For this exercise, copy all the data exactly and include none of the pictures.

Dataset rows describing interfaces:

========

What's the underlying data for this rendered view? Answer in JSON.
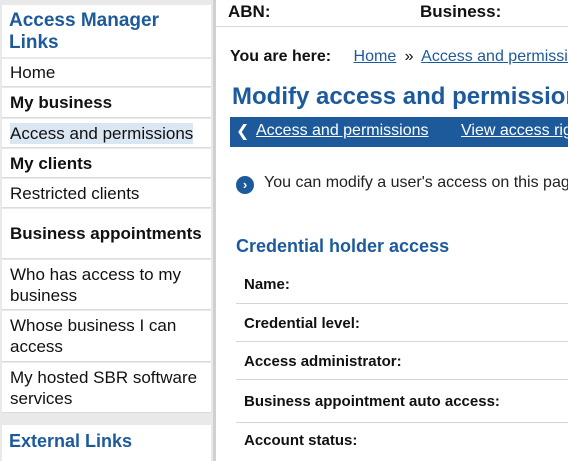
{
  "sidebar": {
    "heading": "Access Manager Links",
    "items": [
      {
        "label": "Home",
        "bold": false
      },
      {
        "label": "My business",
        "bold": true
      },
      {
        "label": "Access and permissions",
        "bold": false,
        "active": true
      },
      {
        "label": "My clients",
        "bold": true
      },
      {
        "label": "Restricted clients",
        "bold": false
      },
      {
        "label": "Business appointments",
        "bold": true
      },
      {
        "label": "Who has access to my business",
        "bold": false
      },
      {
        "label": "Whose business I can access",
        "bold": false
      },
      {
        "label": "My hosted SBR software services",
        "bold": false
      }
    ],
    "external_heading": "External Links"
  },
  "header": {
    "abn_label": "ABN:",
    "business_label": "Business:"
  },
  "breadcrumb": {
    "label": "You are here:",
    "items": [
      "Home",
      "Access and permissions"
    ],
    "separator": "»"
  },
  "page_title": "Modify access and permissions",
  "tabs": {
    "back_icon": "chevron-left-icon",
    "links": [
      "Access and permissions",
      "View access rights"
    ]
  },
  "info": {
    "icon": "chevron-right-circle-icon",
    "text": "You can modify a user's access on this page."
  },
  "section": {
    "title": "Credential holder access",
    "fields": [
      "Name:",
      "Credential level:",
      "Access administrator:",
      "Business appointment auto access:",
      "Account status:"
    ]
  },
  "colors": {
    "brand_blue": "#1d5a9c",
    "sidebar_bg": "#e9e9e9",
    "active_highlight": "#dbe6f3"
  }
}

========

ANSWER SECTION.
What's the underlying data for this rendered view? Answer in JSON.
{
  "sidebar": {
    "heading": "Access Manager Links",
    "items": [
      {
        "label": "Home",
        "bold": false
      },
      {
        "label": "My business",
        "bold": true
      },
      {
        "label": "Access and permissions",
        "bold": false,
        "active": true
      },
      {
        "label": "My clients",
        "bold": true
      },
      {
        "label": "Restricted clients",
        "bold": false
      },
      {
        "label": "Business appointments",
        "bold": true
      },
      {
        "label": "Who has access to my business",
        "bold": false
      },
      {
        "label": "Whose business I can access",
        "bold": false
      },
      {
        "label": "My hosted SBR software services",
        "bold": false
      }
    ],
    "external_heading": "External Links"
  },
  "header": {
    "abn_label": "ABN:",
    "business_label": "Business:"
  },
  "breadcrumb": {
    "label": "You are here:",
    "items": [
      "Home",
      "Access and permissions"
    ],
    "separator": "»"
  },
  "page_title": "Modify access and permissions",
  "tabs": {
    "back_icon": "chevron-left-icon",
    "links": [
      "Access and permissions",
      "View access rights"
    ]
  },
  "info": {
    "icon": "chevron-right-circle-icon",
    "text": "You can modify a user's access on this page."
  },
  "section": {
    "title": "Credential holder access",
    "fields": [
      "Name:",
      "Credential level:",
      "Access administrator:",
      "Business appointment auto access:",
      "Account status:"
    ]
  },
  "colors": {
    "brand_blue": "#1d5a9c",
    "sidebar_bg": "#e9e9e9",
    "active_highlight": "#dbe6f3"
  }
}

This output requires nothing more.